The charges all stem from the death of their 7-month-old baby. In June 2002, the Hardys reportedly called 911 and told the dispatcher that their son was not breathing and that blood was running out of his nose. Officials took Caylob G. Hardy to Yavapai Regional Medical Center, where doctors later pronounced him dead.
Authorities perceived the death of the child suspicious and investigated the incident for two months before bringing charges.
Yavapai County Medical Examiner Philip Keen conducted an autopsy and, after initial results were inconclusive, further testing revealed that the infant died because someone had laid on him and smothered him.
During Monday's proceeding, Cindy Hardy's attorney, Chester Lockwood, said that Yavapai County Attorney Sheila Polk didn't object to the defendant's release from jail.
"Her (Hardy's) major concern is the safety and health of the child," he said, adding that he still believes that the court should sever his client's case from her husband's.
"There is no connection between accidental death and
any conduct of my client," he said.
Previously, Lockwood filed a motion to sever his client's case from her husband's. He argued that trying the two cases together would create a "rub-off effect."
The evidence that the state plans to present to the jury "is clearly and absolutely prejudicial against my client," he said.
"There is a significant disparity in the amount of evidence against these two people," he added. "This is politically motivated prosecution."
During Monday's proceeding, Polk said that Lockwood injected personal attacks against her during his previous arguments.
Because of that and other factors, Joe Butner will represent the state in this case, she said.
Sterling expressed her concern about changing prosecutors so close to the trial date, but Polk assured her that Butner will not be in any different position than Alex Harris, the lawyer who was appointed recently to represent Justin Hardy.
Meanwhile, Harris asked the court to reschedule a pretrial conference. She also filed a motion to sever her client's trial from his wife's.

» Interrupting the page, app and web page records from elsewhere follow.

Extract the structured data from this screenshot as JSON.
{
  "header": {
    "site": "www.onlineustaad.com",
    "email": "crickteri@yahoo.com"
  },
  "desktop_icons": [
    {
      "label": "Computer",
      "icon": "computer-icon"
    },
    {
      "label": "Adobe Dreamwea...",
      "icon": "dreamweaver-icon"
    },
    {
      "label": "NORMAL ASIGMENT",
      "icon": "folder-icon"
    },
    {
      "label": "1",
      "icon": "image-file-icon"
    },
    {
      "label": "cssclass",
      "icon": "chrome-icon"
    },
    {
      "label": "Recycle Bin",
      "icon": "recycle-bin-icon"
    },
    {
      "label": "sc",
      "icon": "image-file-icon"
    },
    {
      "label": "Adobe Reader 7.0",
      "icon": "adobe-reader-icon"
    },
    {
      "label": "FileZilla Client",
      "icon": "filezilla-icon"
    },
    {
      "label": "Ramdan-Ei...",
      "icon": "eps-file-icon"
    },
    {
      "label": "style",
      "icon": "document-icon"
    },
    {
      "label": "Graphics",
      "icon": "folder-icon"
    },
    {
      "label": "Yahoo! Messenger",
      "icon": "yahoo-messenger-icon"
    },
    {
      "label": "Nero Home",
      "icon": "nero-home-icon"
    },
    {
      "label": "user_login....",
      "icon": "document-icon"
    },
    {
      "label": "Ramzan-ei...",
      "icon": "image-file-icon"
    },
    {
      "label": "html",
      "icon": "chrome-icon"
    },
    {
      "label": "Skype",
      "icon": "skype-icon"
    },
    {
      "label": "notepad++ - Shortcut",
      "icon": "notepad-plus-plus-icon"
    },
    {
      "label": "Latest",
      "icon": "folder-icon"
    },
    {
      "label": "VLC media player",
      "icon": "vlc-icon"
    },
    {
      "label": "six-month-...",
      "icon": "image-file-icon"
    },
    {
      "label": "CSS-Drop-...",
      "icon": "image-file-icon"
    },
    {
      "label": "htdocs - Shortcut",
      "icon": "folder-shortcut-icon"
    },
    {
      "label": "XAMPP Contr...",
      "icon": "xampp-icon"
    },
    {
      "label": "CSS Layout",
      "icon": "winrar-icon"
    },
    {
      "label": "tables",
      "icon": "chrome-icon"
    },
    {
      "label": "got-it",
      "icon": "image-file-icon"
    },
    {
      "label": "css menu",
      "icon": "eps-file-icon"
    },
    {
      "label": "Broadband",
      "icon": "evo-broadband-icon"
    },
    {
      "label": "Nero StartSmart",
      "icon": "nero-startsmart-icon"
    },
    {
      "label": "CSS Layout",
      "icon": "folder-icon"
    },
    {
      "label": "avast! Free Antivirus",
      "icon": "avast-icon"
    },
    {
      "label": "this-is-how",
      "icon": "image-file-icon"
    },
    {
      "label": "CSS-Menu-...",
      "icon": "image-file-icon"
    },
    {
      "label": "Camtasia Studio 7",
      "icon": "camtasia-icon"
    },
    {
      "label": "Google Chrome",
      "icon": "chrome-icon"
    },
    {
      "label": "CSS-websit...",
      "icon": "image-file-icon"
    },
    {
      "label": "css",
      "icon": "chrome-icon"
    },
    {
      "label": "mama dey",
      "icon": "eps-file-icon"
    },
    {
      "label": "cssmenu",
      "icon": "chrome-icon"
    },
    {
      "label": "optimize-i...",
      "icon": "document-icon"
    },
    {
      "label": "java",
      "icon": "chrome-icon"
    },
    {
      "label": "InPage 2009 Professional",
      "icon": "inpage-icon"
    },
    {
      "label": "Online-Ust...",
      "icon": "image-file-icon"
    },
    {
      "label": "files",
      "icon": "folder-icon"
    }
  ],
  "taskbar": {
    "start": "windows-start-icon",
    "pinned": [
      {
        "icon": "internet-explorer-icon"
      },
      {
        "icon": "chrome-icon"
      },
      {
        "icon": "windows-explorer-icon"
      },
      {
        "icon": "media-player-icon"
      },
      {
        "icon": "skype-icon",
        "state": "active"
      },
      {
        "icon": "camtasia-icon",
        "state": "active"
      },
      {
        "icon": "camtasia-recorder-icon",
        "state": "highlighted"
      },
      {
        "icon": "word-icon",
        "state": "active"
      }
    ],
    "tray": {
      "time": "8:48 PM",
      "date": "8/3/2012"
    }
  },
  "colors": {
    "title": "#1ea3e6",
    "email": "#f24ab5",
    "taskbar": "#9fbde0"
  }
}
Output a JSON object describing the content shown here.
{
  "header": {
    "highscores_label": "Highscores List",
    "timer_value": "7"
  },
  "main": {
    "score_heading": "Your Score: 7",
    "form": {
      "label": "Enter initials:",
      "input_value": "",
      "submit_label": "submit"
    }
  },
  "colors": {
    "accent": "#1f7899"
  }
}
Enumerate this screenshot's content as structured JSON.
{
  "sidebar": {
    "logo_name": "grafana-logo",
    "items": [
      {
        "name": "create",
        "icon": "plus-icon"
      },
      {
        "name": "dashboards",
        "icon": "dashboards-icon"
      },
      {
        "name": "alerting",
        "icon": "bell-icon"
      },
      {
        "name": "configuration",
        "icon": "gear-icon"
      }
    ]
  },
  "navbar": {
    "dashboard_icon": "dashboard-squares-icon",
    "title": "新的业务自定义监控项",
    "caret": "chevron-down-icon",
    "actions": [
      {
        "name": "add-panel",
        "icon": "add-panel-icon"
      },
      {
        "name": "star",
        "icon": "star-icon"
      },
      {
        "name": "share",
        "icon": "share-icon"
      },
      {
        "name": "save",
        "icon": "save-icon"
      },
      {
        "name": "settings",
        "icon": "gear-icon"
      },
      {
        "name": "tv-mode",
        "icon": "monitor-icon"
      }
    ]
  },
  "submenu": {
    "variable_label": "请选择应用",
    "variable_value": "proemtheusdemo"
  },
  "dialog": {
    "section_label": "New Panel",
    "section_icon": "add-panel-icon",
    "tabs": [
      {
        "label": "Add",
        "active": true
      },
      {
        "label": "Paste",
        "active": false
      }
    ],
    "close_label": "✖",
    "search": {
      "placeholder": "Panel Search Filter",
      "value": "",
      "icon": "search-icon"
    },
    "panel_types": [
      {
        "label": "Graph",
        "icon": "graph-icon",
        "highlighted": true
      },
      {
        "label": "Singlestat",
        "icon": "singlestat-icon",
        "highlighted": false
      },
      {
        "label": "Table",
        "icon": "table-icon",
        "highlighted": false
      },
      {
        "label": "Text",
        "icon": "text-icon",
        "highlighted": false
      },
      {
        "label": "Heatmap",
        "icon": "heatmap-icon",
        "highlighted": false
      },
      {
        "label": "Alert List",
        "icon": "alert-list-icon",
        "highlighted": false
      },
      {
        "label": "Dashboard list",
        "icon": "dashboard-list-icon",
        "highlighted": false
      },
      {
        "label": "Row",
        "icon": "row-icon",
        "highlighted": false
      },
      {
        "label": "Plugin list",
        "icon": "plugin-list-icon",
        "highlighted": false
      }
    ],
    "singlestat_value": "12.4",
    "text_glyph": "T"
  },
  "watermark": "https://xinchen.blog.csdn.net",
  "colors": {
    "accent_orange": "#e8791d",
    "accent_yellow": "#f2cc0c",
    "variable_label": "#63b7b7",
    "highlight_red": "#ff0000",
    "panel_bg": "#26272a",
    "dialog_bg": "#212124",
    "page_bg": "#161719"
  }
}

Sterling didn't rule on any motions, saying she will do that after the state writes its response to the motions.
The judge also set the Hardys' nine-day trial for April 16. She said even if the court severs the two cases, one of the Hardys will go to trial on that date.
In other court news:
• Yavapai County Superior Court Judge William Kiger issued a warrant Tuesday to keep a material witness in custody, thus ensuring his appearance during Earl Ray Lappe's first-degree murder proceedings.
Kiger issued a warrant to keep Marc Tapija in custody after Lappe's attorney, Ken Ray, filed a motion requesting it.
Ray said Tapija is currently in a federal lockup in the Phoenix area.
Ray also said that he and Deputy Yavapai County Attorney Ethan Wolfinger are planning to interview Tapija today.
After the state withheld its objection to the request, Kiger set a $100,000 bond for Tapija's release and said that federal court authorities "need to be made aware of this situation."
Police arrested Lappe, 26, in October 2001 in connection with the shooting death of Anthony Smith.
Police found Smith's body in his Prescott home in the early morning hours of Sept. 7. He had suffered a gunshot wound to the head from a .20-gauge shotgun.
According to court records, Lappe reportedly told a number of people about the shooting. Police reportedly recovered his blood-stained clothes, as well as the alleged murder weapon.
Tapija testified during a preliminary hearing for Lappe that the defendant told him he killed Smith. Tapija reportedly told police that he and another witness were present when Lappe allegedly changed his clothes.
Kiger has set a trial for March 19.
Contact Mirsada Buric-Adam at firstname.lastname@example.org or 445-8179 ext. 1099.